Bertoncelli N, Lugli L, Bedetti L, Lucaccioni L, Bianchini A, Boncompagni A, Cipolli F, Cosimo AC, Cuomo G, Di Giuseppe M, et al. Parents’ Experience in an Italian NICU Implementing NIDCAP-Based Care: A Qualitative Study.
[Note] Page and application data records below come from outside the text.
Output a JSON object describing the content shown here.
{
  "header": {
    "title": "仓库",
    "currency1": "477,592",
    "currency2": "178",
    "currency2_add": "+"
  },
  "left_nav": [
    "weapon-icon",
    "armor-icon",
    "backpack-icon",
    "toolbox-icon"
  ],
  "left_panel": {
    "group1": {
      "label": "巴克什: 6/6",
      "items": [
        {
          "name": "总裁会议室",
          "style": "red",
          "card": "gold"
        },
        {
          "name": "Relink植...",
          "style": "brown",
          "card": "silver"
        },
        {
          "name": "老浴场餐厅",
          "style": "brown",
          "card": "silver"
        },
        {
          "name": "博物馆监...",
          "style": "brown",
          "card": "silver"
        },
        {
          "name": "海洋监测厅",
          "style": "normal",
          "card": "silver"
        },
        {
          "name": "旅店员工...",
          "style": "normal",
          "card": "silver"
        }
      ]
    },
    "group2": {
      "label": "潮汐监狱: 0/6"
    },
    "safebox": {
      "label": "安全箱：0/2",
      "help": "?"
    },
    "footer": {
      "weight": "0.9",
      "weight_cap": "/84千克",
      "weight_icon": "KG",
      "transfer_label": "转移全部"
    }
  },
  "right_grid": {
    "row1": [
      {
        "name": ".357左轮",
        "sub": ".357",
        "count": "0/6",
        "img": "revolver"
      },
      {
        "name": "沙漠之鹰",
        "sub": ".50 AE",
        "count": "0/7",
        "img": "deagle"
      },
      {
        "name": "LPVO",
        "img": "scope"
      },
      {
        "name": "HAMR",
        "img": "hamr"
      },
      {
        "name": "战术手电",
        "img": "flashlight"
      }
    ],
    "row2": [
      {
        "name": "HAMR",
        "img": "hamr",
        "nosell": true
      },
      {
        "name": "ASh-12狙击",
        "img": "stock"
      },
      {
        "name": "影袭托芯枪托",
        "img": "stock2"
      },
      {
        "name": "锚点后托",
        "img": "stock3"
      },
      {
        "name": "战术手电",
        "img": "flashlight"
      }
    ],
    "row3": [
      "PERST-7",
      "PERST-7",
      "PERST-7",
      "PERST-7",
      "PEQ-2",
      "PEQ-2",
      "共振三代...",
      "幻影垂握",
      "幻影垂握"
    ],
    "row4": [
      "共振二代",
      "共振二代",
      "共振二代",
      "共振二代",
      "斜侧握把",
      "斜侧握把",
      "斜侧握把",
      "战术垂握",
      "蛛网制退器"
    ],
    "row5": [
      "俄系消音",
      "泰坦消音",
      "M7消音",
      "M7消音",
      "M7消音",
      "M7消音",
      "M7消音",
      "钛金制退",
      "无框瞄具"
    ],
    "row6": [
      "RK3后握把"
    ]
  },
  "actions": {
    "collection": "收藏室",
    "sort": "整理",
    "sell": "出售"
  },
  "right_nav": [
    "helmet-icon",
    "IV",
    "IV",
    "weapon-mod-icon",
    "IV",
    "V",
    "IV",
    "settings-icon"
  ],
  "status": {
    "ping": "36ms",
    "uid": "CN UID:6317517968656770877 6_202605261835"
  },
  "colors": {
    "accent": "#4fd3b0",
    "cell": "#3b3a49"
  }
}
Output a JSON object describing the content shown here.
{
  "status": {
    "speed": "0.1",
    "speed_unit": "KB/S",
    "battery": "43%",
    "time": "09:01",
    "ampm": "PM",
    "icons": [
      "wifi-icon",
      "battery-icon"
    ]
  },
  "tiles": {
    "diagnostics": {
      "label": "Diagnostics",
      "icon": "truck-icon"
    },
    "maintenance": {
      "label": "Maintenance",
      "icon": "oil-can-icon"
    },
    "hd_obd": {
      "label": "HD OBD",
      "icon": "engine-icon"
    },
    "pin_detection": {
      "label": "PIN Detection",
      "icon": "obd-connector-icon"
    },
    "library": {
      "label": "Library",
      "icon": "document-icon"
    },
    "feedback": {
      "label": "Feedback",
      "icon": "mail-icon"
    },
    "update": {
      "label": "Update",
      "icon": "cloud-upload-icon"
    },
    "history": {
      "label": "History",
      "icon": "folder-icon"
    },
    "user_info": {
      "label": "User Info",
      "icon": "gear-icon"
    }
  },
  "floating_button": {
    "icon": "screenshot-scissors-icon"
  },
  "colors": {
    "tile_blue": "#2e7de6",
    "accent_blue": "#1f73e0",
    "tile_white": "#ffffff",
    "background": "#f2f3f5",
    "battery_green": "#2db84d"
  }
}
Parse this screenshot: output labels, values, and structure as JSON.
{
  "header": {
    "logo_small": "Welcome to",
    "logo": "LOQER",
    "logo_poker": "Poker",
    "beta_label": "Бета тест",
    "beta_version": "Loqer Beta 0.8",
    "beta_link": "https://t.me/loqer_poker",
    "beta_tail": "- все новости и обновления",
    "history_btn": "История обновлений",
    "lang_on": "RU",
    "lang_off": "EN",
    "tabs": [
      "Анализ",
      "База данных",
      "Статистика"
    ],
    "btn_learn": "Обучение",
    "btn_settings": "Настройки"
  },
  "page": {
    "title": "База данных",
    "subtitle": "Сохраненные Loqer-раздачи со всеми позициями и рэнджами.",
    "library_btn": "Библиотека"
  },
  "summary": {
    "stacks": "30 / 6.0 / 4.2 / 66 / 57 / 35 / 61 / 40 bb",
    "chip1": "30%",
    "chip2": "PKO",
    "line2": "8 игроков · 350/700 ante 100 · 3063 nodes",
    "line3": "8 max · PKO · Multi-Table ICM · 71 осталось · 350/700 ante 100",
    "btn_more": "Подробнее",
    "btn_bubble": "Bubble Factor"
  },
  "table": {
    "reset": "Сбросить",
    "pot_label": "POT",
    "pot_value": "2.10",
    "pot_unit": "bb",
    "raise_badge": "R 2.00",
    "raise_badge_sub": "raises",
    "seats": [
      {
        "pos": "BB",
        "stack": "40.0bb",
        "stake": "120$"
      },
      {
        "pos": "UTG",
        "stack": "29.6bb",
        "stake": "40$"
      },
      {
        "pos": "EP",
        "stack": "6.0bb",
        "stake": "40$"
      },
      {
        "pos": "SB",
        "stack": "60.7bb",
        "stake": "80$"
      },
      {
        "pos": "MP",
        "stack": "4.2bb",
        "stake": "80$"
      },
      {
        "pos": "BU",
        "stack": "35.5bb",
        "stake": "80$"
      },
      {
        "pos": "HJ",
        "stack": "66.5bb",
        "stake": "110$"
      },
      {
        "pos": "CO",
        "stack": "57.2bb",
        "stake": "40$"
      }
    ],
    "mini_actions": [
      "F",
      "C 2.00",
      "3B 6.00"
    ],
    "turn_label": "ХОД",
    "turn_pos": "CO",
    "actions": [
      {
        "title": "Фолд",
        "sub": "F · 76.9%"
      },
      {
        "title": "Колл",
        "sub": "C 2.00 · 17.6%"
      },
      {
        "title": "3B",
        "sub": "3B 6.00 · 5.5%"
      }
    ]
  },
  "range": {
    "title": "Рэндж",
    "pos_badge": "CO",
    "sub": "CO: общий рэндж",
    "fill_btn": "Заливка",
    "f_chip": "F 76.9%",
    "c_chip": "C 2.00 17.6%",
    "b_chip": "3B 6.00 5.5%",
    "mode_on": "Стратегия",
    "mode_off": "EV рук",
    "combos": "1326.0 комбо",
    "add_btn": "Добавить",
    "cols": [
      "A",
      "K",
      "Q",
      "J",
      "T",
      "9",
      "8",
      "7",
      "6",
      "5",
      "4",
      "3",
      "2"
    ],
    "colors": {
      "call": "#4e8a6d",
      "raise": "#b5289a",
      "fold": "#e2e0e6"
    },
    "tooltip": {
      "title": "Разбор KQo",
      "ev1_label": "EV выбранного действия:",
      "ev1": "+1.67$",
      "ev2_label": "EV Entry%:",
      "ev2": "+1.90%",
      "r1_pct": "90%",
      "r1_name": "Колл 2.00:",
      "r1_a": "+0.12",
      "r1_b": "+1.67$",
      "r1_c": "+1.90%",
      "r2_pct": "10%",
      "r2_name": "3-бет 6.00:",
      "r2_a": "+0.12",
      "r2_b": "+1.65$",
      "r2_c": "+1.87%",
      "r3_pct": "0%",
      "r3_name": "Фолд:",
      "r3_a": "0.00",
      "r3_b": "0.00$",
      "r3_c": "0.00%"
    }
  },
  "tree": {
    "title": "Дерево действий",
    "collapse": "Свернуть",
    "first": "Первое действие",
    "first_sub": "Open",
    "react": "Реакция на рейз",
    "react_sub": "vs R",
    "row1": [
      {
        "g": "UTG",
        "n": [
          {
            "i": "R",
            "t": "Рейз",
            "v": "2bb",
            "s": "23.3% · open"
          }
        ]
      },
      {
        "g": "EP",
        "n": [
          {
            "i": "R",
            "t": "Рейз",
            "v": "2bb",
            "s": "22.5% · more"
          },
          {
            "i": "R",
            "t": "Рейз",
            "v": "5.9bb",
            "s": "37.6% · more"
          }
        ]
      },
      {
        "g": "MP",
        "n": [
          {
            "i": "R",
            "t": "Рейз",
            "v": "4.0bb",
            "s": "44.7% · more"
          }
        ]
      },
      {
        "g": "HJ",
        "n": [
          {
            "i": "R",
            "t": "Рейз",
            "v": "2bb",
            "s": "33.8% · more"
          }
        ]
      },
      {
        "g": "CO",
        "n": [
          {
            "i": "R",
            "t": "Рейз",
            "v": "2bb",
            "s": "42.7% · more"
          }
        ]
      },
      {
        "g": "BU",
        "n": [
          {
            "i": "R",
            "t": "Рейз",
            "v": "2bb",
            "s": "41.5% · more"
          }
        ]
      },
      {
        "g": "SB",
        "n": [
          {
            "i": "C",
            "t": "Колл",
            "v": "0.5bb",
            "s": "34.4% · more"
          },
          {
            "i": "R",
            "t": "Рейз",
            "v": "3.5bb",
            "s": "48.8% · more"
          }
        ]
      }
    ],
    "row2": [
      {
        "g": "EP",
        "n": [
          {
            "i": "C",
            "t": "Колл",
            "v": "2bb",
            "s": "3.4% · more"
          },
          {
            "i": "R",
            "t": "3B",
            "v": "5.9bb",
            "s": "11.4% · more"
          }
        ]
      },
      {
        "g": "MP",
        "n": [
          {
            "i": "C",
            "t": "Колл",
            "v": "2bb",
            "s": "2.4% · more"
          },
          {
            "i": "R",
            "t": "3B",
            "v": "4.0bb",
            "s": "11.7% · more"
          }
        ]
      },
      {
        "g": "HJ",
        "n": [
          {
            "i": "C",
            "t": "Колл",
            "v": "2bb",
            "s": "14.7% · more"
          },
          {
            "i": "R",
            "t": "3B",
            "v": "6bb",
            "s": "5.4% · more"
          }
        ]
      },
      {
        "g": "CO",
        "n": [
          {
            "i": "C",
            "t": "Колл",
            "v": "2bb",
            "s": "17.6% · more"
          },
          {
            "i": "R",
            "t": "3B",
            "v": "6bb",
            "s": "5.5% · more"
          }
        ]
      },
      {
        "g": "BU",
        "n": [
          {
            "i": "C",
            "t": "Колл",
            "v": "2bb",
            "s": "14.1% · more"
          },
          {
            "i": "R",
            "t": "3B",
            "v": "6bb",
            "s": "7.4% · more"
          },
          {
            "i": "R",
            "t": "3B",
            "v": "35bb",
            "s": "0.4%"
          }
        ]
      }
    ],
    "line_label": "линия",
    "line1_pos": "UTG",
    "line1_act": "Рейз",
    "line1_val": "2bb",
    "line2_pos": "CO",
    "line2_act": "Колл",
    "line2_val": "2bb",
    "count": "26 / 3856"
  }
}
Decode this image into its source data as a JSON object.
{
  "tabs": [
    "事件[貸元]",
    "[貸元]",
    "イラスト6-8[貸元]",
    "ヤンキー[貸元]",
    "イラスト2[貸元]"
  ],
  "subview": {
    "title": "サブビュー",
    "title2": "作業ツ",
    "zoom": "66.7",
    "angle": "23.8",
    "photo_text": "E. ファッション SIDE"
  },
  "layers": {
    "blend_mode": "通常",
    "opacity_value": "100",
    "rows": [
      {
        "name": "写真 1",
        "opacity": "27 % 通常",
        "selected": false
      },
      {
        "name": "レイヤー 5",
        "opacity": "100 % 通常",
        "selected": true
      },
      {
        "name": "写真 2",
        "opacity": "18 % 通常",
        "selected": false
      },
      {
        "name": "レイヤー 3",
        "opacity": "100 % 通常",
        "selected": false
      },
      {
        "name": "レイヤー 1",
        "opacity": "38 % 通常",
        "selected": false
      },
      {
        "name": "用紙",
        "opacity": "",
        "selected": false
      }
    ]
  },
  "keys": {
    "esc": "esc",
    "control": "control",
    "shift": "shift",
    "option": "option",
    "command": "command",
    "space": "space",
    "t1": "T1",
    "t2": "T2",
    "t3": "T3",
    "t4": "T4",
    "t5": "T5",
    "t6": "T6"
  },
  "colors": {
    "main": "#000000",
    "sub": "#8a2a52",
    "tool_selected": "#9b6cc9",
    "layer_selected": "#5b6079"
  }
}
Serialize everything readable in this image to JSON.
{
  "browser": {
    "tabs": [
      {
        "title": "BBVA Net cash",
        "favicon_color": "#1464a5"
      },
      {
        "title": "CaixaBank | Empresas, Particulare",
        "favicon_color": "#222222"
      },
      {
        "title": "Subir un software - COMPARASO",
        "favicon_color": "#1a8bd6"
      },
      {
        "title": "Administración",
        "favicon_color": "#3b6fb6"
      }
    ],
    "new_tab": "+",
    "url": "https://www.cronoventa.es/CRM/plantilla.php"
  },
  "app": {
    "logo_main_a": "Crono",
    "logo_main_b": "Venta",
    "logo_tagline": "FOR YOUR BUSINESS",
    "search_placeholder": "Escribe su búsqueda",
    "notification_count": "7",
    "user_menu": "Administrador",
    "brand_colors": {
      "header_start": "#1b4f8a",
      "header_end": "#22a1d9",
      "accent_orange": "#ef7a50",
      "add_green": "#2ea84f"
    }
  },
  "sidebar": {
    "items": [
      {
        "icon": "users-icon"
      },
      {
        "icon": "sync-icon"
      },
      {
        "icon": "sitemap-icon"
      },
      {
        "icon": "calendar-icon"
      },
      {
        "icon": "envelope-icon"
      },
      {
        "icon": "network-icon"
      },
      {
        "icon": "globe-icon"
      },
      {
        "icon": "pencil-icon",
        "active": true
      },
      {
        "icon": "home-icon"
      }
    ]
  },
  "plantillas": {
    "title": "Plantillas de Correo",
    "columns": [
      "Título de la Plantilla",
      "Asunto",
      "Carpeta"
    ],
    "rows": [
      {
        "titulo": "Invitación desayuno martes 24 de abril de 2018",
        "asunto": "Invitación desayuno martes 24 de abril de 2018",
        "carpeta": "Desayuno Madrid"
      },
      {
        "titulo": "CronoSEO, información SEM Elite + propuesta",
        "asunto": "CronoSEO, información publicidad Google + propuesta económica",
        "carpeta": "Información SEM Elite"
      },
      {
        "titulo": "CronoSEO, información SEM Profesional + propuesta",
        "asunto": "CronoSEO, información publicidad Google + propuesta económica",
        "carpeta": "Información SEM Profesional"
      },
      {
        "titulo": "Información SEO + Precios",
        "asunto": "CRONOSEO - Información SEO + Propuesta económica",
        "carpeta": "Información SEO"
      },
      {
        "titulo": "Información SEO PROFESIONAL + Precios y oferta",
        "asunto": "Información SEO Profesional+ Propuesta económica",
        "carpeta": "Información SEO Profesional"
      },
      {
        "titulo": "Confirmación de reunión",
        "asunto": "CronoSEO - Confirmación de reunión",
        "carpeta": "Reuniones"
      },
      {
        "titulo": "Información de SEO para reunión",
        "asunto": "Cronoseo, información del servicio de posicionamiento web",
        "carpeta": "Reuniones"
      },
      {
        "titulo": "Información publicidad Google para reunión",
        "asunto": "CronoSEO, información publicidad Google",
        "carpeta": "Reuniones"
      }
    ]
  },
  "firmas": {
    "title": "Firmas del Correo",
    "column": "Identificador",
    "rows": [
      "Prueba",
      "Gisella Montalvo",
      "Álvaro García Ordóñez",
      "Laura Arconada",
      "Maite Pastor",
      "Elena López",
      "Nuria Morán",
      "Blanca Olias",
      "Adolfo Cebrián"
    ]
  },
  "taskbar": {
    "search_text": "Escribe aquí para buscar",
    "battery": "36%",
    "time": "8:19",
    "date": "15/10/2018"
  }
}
Children. 2022; 9(12):1917. https://doi.org/10.3390/children9121917Chicago/Turabian Style
Bertoncelli, Natascia, Licia Lugli, Luca Bedetti, Laura Lucaccioni, Arianna Bianchini, Alessandra Boncompagni, Federica Cipolli, Anna Cinzia Cosimo, Giovanna Cuomo, Michela Di Giuseppe, and et al. 2022. "Parents’ Experience in an Italian NICU Implementing NIDCAP-Based Care: A Qualitative Study" Children 9, no. 12: 1917. https://doi.org/10.3390/children9121917